“With high arousal and orgasm, our musculature is engaged, generally like when people arch their back, or clutch their sheets, or their toes curl,” she explains. “But trying not to do that probably allows us to take in the sensation and lets it last longer and go higher, so this strategy is in service to the higher and longer arousal tactics.”
Meanwhile, McGough hones in on the edging aspect. “When you can have continued sexual and sensual stimulation without quickly ejaculating, something almost magical can happen,” he explains.
A big part of edging is having strong kegel muscles, so you can properly attempt to “hold back” your orgasm. When you finally break, your strong-as-hell kegel muscles will make your orgasm feel stronger. Think Sammy Sosa blasting a home run after loading up on steroids for the first time. God, that must’ve felt amazing.
“The pulsing sensation that comes with orgasm and helps power ejaculation is due to the kegel (or pubococcygeal) muscles,” Queen says. “Strengthening these can make an orgasm feel more powerful.”
What About Sensate Focus and Mental Control?
Beyond strengthening the muscles themselves, McGough says, you’re also strengthening your “mental control over that area, [which will] benefit you in preventing ejaculation during sex or masturbation.” By focusing on your genitals and the pleasure therein, the thinking goes, your brain will “experience” a stronger orgasm.
And if you really want to put in the work, McGough recommends entering a near meditative state outlined by sexual health researchers William H. Masters and Virginia E. Johnson called “sensate focus.” While this was mainly to help women achieve orgasm, McGough says it also works on “helping guys take their experience to a new level.”
McGough continues to explain that one could even enter the mental state of “flow” during orgasm. And while “flow” is normally associated with world-class athletes and musicians, there’s no reason why you couldn’t enter this state of hyperfocus as you finesse your way through intrusive popup ads on YouPorn while straddling the bathtub ledge and aiming for the drain.
For Great Sex, Get to Know Your Erogenous Zones
To continue the body and mind themes inherent in arguments for a stronger orgasm, both Queen and McGough detail the necessity of a “blended orgasm.”

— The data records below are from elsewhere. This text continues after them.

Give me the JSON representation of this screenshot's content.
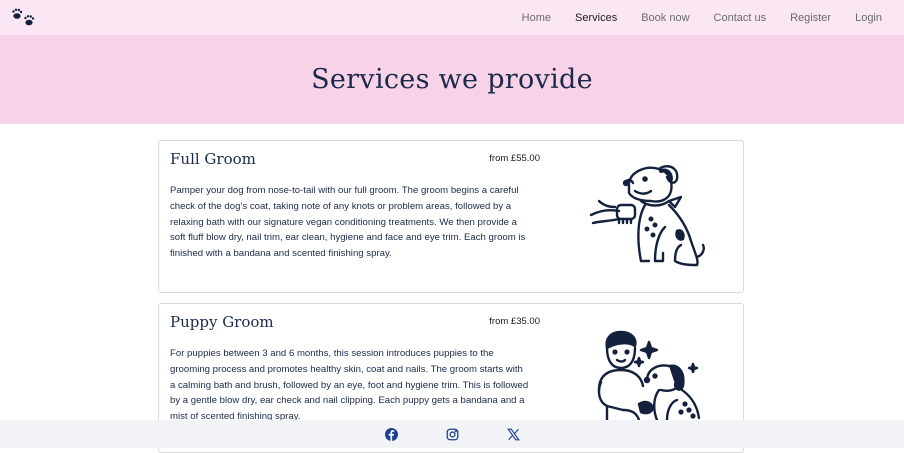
{
  "nav": {
    "links": [
      {
        "label": "Home"
      },
      {
        "label": "Services"
      },
      {
        "label": "Book now"
      },
      {
        "label": "Contact us"
      },
      {
        "label": "Register"
      },
      {
        "label": "Login"
      }
    ],
    "active_index": 1
  },
  "hero": {
    "title": "Services we provide"
  },
  "services": [
    {
      "title": "Full Groom",
      "price": "from £55.00",
      "description": "Pamper your dog from nose-to-tail with our full groom. The groom begins a careful check of the dog’s coat, taking note of any knots or problem areas, followed by a relaxing bath with our signature vegan conditioning treatments. We then provide a soft fluff blow dry, nail trim, ear clean, hygiene and face and eye trim. Each groom is finished with a bandana and scented finishing spray.",
      "illustration": "dog-being-brushed-icon"
    },
    {
      "title": "Puppy Groom",
      "price": "from £35.00",
      "description": "For puppies between 3 and 6 months, this session introduces puppies to the grooming process and promotes healthy skin, coat and nails. The groom starts with a calming bath and brush, followed by an eye, foot and hygiene trim. This is followed by a gentle blow dry, ear check and nail clipping. Each puppy gets a bandana and a mist of scented finishing spray.",
      "illustration": "boy-with-puppy-icon"
    }
  ],
  "footer": {
    "icons": [
      "facebook-icon",
      "instagram-icon",
      "x-twitter-icon"
    ]
  },
  "colors": {
    "navbar_bg": "#fbe7f3",
    "hero_bg": "#f8d2e7",
    "text": "#1b2a4a",
    "footer_bg": "#f1f3f6"
  }
}
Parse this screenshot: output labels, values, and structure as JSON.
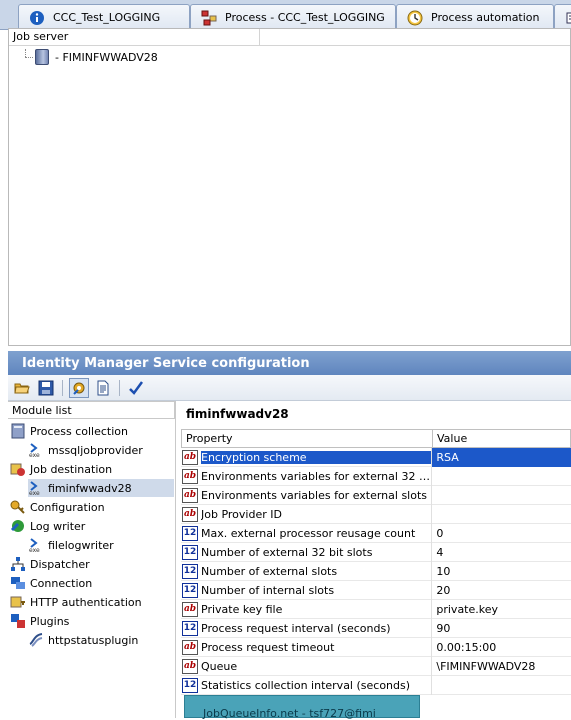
{
  "tabs": [
    {
      "label": "CCC_Test_LOGGING",
      "icon": "info-icon"
    },
    {
      "label": "Process - CCC_Test_LOGGING",
      "icon": "process-icon"
    },
    {
      "label": "Process automation",
      "icon": "clock-icon"
    }
  ],
  "jobserver": {
    "column_header": "Job server",
    "servers": [
      "- FIMINFWWADV28"
    ]
  },
  "service_config": {
    "title": "Identity Manager Service configuration"
  },
  "module_list": {
    "header": "Module list",
    "items": [
      {
        "label": "Process collection",
        "icon": "server-icon"
      },
      {
        "label": "mssqljobprovider",
        "icon": "exe-icon"
      },
      {
        "label": "Job destination",
        "icon": "jobdest-icon"
      },
      {
        "label": "fiminfwwadv28",
        "icon": "exe-icon"
      },
      {
        "label": "Configuration",
        "icon": "key-icon"
      },
      {
        "label": "Log writer",
        "icon": "logwriter-icon"
      },
      {
        "label": "filelogwriter",
        "icon": "exe-icon"
      },
      {
        "label": "Dispatcher",
        "icon": "dispatcher-icon"
      },
      {
        "label": "Connection",
        "icon": "connection-icon"
      },
      {
        "label": "HTTP authentication",
        "icon": "http-auth-icon"
      },
      {
        "label": "Plugins",
        "icon": "plugins-icon"
      },
      {
        "label": "httpstatusplugin",
        "icon": "plugin-icon"
      }
    ],
    "selected": "fiminfwwadv28"
  },
  "detail": {
    "title": "fiminfwwadv28",
    "columns": [
      "Property",
      "Value"
    ],
    "rows": [
      {
        "type": "ab",
        "property": "Encryption scheme",
        "value": "RSA"
      },
      {
        "type": "ab",
        "property": "Environments variables for external 32 bit s...",
        "value": ""
      },
      {
        "type": "ab",
        "property": "Environments variables for external slots",
        "value": ""
      },
      {
        "type": "ab",
        "property": "Job Provider ID",
        "value": ""
      },
      {
        "type": "12",
        "property": "Max. external processor reusage count",
        "value": "0"
      },
      {
        "type": "12",
        "property": "Number of external 32 bit slots",
        "value": "4"
      },
      {
        "type": "12",
        "property": "Number of external slots",
        "value": "10"
      },
      {
        "type": "12",
        "property": "Number of internal slots",
        "value": "20"
      },
      {
        "type": "ab",
        "property": "Private key file",
        "value": "private.key"
      },
      {
        "type": "12",
        "property": "Process request interval (seconds)",
        "value": "90"
      },
      {
        "type": "ab",
        "property": "Process request timeout",
        "value": "0.00:15:00"
      },
      {
        "type": "ab",
        "property": "Queue",
        "value": "\\FIMINFWWADV28"
      },
      {
        "type": "12",
        "property": "Statistics collection interval (seconds)",
        "value": ""
      }
    ]
  },
  "popup": {
    "text": "JobQueueInfo.net - tsf727@fimi"
  }
}
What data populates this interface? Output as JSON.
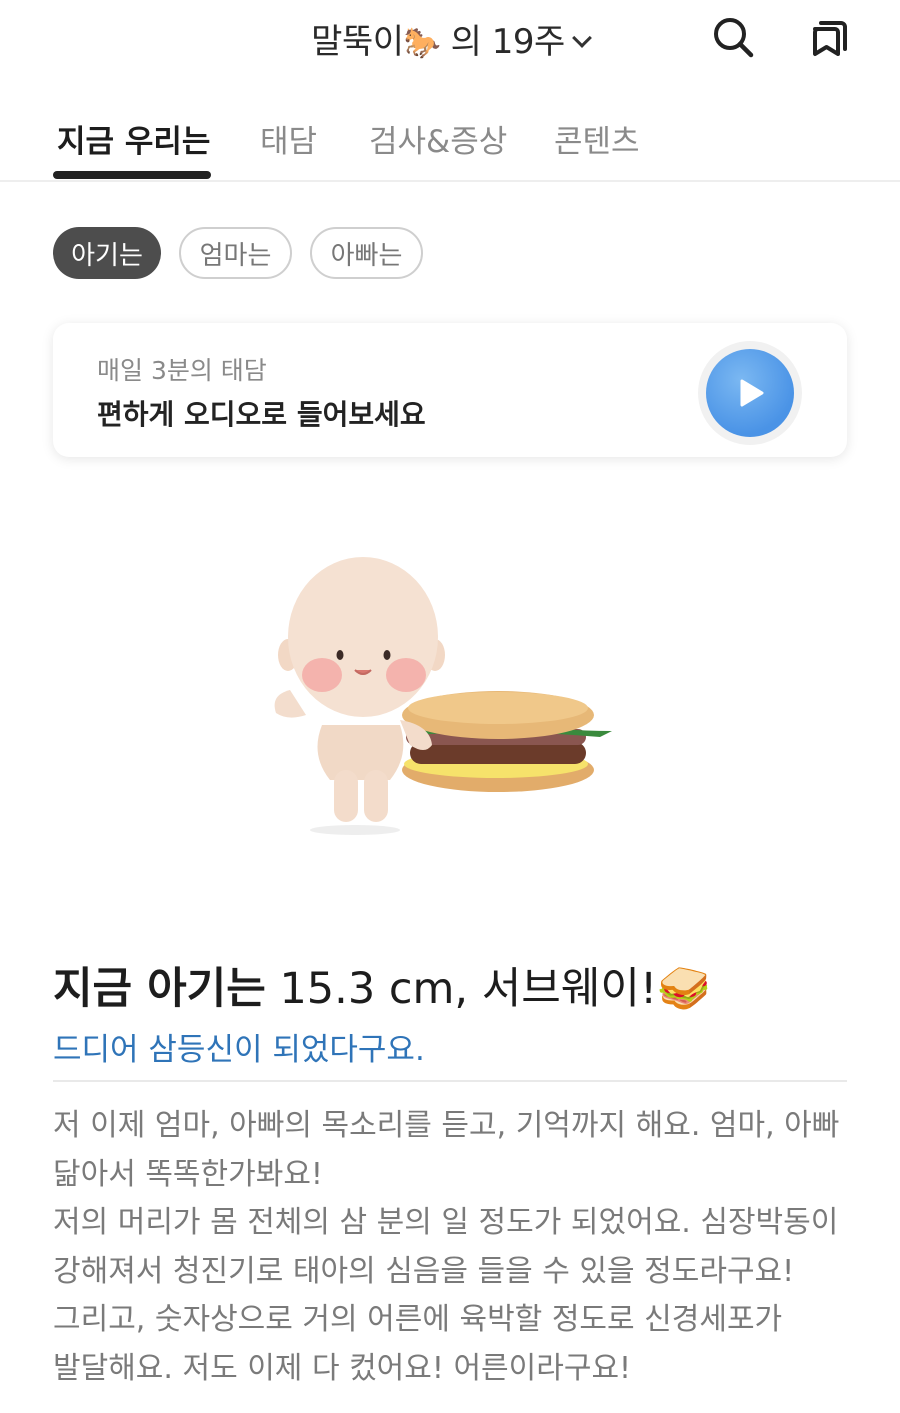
{
  "header": {
    "title_prefix": "말뚝이",
    "title_emoji": "🐎",
    "title_suffix": " 의 19주",
    "search_icon": "search-icon",
    "library_icon": "copy-stack-icon"
  },
  "tabs": [
    {
      "label": "지금 우리는",
      "active": true
    },
    {
      "label": "태담",
      "active": false
    },
    {
      "label": "검사&증상",
      "active": false
    },
    {
      "label": "콘텐츠",
      "active": false
    }
  ],
  "chips": [
    {
      "label": "아기는",
      "active": true
    },
    {
      "label": "엄마는",
      "active": false
    },
    {
      "label": "아빠는",
      "active": false
    }
  ],
  "audio_card": {
    "subtitle": "매일 3분의 태담",
    "title": "편하게 오디오로 들어보세요",
    "play_icon": "play-icon",
    "accent_color": "#4a93e6"
  },
  "illustration": {
    "name": "baby-with-sandwich-illustration"
  },
  "info": {
    "heading_strong": "지금 아기는",
    "heading_value": "15.3 cm, 서브웨이!",
    "heading_emoji": "🥪",
    "subheading": "드디어 삼등신이 되었다구요.",
    "subheading_color": "#2f74b8",
    "body": "저 이제 엄마, 아빠의 목소리를 듣고, 기억까지 해요. 엄마, 아빠 닮아서 똑똑한가봐요!\n저의 머리가 몸 전체의 삼 분의 일 정도가 되었어요. 심장박동이 강해져서 청진기로 태아의 심음을 들을 수 있을 정도라구요! 그리고, 숫자상으로 거의 어른에 육박할 정도로 신경세포가 발달해요. 저도 이제 다 컸어요! 어른이라구요!"
  }
}
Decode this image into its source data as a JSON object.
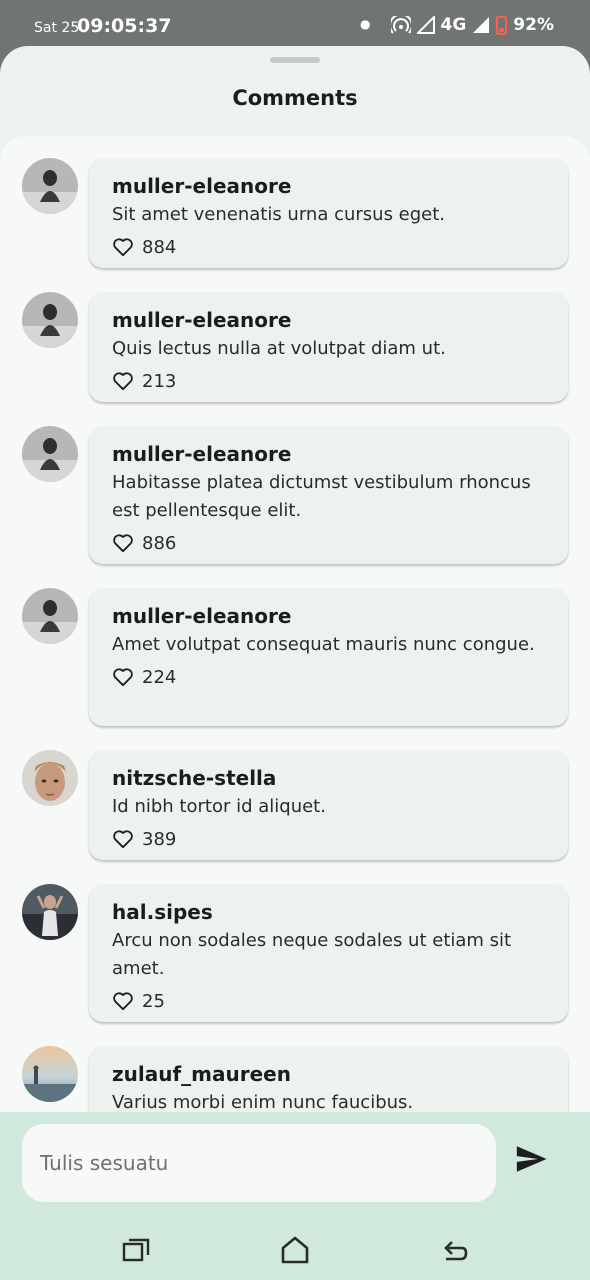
{
  "status_bar": {
    "date": "Sat 25",
    "time": "09:05:37",
    "network": "4G",
    "battery": "92%"
  },
  "sheet": {
    "title": "Comments"
  },
  "comments": [
    {
      "user": "muller-eleanore",
      "text": "Sit amet venenatis urna cursus eget.",
      "likes": "884",
      "avatar": "bw-sitting-figure"
    },
    {
      "user": "muller-eleanore",
      "text": "Quis lectus nulla at volutpat diam ut.",
      "likes": "213",
      "avatar": "bw-sitting-figure"
    },
    {
      "user": "muller-eleanore",
      "text": "Habitasse platea dictumst vestibulum rhoncus est pellentesque elit.",
      "likes": "886",
      "avatar": "bw-sitting-figure"
    },
    {
      "user": "muller-eleanore",
      "text": "Amet volutpat consequat mauris nunc congue.",
      "likes": "224",
      "avatar": "bw-sitting-figure"
    },
    {
      "user": "nitzsche-stella",
      "text": "Id nibh tortor id aliquet.",
      "likes": "389",
      "avatar": "male-face"
    },
    {
      "user": "hal.sipes",
      "text": "Arcu non sodales neque sodales ut etiam sit amet.",
      "likes": "25",
      "avatar": "woman-by-car"
    },
    {
      "user": "zulauf_maureen",
      "text": "Varius morbi enim nunc faucibus.",
      "likes": "",
      "avatar": "person-on-beach"
    }
  ],
  "composer": {
    "placeholder": "Tulis sesuatu"
  },
  "icons": {
    "like": "heart-outline-icon",
    "send": "send-icon",
    "nav_recents": "recents-icon",
    "nav_home": "home-icon",
    "nav_back": "back-icon"
  },
  "colors": {
    "sheet_bg": "#eef2ef",
    "bubble_bg": "#edf2ef",
    "composer_bg": "#d0e9dc",
    "status_bar_bg": "#707472"
  }
}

That is, “basically adding extra physical stimulation to the mix,” says Queen. “Not just stimulating one erogenous zone, but more than one. For our purposes, that could be penile stroking or oral as the basic stimulation, plus prostate stimulation, or plus nipple play, or plus kissing, or… so many options!”
According to Queen, this isn’t just for people who need an extra push toward climaxing. It “can help boost arousal even if a person has no issue with climax.”
Furthermore, Queen argues this isn’t just about piling on the stimulation, but rather a “more complex” way of stimulation. “Because different nerve pathways carry extra stimulation to the brain,” she says, different toys, porn, and context — like Prause mentioned earlier — can “add to arousal and hence to the power of the orgasm.”
However, Prause again urges caution, reminding us that an orgasm is a physical reflex. And because of this, she says, “it is unlikely that the orgasm ‘power’ or similar would be altered due to being initiated by new or multiple areas of sexual stimulation.”
So if the the orgasm itself will always remain the same, the least you can do is attempt to reach new heights in arousal before you bust.
Stimulating areas like the ears, nipples and neck “will have a powerful effect” in doing just that, McGough says, pointing to a study in The Journal of Sexual Medicine that found nipple stimulation enhanced the sexual arousal in 51.7 percent of the men tested.
So let’s say you’re able to hold off on orgasming for a few days. When you finally do, change it up: Tickle your neck and ears with a feather, enter a near-meditative state, and edge two or three times before your quick bedtime shower turns into a suspiciously lengthy one. You very well could be in for one hell of an orgasm.